• **Data about app and page elements**
╭──

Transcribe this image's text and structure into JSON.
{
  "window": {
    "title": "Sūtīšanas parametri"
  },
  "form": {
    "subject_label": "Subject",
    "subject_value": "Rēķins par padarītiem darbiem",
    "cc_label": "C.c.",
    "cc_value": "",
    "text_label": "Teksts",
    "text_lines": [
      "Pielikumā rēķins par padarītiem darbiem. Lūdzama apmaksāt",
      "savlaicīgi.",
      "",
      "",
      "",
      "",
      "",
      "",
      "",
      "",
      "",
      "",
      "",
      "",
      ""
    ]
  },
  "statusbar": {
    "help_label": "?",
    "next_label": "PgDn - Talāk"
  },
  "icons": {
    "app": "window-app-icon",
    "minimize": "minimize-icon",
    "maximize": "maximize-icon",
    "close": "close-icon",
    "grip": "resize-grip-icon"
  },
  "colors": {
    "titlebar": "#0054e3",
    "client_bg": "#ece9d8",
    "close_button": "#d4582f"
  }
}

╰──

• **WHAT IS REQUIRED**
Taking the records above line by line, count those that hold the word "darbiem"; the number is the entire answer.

• **SOLVED EXERCISE**
2